Aim of the exercise
Extract, from the records beneath this instruction, each line that contains the word "Memory".

Data about app and page elements

______________________________

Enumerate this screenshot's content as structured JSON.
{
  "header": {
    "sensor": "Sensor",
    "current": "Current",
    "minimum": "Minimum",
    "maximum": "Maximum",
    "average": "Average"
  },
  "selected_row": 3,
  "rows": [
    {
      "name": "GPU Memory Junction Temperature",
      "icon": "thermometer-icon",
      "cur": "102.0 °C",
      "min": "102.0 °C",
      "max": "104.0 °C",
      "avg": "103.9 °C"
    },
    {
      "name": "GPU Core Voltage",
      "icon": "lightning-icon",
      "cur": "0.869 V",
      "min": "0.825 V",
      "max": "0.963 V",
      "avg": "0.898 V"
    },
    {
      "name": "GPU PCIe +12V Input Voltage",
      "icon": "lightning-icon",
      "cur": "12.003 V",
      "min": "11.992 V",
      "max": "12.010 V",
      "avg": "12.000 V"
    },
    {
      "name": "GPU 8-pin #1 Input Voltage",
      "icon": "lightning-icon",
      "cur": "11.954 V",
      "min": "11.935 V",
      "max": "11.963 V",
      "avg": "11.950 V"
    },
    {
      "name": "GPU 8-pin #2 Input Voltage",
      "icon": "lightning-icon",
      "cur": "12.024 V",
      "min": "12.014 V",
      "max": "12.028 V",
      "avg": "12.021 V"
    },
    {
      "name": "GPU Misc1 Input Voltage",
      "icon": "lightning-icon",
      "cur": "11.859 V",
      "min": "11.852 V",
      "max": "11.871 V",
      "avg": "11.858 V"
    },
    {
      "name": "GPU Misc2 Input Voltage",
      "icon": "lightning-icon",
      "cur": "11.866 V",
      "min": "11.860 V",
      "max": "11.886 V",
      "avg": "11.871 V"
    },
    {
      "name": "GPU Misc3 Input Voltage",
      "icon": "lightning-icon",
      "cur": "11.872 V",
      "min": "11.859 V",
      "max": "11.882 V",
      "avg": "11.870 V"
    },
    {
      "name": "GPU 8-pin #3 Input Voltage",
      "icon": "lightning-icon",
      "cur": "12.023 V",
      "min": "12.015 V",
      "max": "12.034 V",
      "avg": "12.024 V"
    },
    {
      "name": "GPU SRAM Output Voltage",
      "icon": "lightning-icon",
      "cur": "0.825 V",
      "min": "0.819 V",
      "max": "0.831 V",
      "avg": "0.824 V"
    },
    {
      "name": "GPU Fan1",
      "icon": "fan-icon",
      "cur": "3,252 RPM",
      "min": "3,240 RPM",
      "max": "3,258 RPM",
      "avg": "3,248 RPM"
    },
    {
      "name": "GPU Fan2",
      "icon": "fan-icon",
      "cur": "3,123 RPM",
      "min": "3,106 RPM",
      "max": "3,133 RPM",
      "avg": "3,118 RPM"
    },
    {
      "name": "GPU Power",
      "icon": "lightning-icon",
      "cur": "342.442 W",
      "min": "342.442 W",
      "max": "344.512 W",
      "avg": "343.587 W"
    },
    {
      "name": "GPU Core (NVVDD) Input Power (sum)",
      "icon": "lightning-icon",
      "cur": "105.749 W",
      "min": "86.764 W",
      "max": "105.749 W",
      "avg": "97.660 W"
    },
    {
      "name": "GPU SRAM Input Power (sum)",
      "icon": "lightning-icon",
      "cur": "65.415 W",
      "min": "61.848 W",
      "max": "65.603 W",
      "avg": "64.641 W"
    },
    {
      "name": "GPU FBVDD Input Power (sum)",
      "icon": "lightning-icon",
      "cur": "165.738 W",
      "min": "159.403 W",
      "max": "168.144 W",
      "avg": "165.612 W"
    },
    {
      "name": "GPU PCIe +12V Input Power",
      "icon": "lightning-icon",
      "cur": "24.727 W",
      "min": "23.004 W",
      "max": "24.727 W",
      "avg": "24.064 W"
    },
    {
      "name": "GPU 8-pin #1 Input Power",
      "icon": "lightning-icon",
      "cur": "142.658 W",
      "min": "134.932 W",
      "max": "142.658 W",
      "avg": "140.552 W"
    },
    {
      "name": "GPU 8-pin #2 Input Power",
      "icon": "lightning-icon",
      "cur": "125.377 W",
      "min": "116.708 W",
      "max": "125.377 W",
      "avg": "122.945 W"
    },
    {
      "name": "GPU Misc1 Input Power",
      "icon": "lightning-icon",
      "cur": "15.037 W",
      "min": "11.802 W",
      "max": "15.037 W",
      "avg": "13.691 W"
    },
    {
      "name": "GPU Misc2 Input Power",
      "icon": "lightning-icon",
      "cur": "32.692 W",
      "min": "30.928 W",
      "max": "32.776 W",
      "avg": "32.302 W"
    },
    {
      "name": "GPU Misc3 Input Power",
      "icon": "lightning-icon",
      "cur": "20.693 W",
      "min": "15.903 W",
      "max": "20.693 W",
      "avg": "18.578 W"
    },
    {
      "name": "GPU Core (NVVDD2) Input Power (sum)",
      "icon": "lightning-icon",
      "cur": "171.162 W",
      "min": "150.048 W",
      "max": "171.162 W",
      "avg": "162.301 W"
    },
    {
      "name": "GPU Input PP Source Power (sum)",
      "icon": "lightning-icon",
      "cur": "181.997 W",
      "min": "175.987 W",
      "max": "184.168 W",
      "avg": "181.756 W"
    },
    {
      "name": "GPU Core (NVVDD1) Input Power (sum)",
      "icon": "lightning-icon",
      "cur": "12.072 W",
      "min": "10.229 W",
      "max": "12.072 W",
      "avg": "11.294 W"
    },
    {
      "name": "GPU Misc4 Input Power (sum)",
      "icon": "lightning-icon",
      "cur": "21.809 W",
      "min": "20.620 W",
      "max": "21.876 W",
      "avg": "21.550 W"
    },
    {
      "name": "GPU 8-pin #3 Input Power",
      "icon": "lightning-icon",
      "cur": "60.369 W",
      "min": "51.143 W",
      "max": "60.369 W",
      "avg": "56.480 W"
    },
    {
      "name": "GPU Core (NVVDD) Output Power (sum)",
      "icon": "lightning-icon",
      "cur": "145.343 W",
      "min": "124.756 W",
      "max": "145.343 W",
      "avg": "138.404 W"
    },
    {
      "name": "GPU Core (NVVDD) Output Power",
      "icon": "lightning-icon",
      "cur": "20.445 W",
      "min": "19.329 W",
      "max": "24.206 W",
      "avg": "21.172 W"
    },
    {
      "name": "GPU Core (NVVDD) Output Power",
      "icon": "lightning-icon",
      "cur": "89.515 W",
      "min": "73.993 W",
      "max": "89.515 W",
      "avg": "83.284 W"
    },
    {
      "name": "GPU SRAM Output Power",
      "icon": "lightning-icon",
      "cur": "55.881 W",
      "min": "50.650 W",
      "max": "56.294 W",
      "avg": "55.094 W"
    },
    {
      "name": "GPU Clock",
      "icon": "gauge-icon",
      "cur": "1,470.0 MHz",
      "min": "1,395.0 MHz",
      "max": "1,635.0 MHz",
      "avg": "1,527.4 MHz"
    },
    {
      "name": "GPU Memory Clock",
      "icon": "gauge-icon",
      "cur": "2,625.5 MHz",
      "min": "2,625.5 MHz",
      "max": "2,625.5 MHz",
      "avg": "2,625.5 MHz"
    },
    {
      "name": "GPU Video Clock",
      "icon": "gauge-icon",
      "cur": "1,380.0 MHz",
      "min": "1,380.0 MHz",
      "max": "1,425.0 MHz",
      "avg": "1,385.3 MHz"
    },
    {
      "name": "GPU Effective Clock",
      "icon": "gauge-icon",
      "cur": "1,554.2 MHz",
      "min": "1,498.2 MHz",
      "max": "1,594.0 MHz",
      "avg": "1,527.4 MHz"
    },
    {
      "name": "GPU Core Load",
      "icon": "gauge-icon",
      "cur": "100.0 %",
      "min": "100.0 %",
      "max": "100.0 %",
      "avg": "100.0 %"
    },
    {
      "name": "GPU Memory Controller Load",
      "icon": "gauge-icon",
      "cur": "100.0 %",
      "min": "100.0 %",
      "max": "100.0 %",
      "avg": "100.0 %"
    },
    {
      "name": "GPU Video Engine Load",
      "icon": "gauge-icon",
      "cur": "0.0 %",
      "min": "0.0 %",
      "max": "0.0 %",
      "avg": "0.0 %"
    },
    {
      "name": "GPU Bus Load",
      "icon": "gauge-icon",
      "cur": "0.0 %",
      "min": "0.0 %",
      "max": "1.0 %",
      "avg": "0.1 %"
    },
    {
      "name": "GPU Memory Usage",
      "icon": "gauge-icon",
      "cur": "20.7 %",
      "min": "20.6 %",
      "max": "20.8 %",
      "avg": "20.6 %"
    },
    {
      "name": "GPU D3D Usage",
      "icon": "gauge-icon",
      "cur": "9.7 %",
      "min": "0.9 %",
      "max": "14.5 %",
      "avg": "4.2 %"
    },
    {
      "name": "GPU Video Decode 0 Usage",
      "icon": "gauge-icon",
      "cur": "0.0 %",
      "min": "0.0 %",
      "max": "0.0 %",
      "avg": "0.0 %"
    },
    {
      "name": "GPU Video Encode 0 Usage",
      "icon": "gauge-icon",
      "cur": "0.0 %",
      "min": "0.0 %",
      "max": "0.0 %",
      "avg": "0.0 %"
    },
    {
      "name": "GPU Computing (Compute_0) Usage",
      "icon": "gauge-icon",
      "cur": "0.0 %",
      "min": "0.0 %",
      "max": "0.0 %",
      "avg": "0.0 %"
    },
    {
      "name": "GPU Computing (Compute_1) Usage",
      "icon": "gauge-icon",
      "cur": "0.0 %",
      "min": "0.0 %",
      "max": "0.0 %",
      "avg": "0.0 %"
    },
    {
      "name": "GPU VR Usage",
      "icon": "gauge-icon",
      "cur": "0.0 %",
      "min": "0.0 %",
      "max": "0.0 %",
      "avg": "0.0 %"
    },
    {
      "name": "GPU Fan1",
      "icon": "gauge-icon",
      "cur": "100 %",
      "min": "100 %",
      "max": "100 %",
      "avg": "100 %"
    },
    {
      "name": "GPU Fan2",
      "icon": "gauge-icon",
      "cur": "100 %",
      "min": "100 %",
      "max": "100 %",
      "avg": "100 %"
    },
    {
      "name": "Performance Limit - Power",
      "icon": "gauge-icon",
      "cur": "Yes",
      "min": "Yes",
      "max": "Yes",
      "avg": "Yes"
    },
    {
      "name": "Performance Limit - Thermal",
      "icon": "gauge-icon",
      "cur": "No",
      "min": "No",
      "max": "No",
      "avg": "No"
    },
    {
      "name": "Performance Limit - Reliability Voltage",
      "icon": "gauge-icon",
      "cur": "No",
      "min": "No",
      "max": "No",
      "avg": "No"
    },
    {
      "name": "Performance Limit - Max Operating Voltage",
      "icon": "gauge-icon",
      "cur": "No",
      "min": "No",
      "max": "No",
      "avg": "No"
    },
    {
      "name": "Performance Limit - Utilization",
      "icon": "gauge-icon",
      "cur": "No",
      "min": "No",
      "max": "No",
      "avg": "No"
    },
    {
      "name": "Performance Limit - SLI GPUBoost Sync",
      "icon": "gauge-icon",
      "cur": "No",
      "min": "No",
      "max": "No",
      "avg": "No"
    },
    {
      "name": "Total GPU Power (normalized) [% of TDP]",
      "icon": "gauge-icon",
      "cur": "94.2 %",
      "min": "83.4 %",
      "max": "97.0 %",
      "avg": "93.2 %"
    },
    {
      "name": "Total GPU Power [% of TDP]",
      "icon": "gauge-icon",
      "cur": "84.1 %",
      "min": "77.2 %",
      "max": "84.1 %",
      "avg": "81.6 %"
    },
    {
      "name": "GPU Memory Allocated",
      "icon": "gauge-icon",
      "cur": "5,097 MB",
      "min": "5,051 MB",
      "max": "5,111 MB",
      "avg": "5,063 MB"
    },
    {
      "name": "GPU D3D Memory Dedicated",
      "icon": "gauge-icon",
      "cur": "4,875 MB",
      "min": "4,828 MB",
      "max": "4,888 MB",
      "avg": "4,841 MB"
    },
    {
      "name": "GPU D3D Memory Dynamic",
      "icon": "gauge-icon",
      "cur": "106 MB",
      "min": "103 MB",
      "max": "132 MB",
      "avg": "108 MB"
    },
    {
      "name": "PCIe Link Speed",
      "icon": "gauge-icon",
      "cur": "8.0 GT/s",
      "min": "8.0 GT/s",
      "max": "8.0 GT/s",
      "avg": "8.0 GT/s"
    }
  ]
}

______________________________

Answer to the problem
      "name": "GPU Memory Junction Temperature",
      "name": "GPU Memory Clock",
      "name": "GPU Memory Controller Load",
      "name": "GPU Memory Usage",
      "name": "GPU Memory Allocated",
      "name": "GPU D3D Memory Dedicated",
      "name": "GPU D3D Memory Dynamic",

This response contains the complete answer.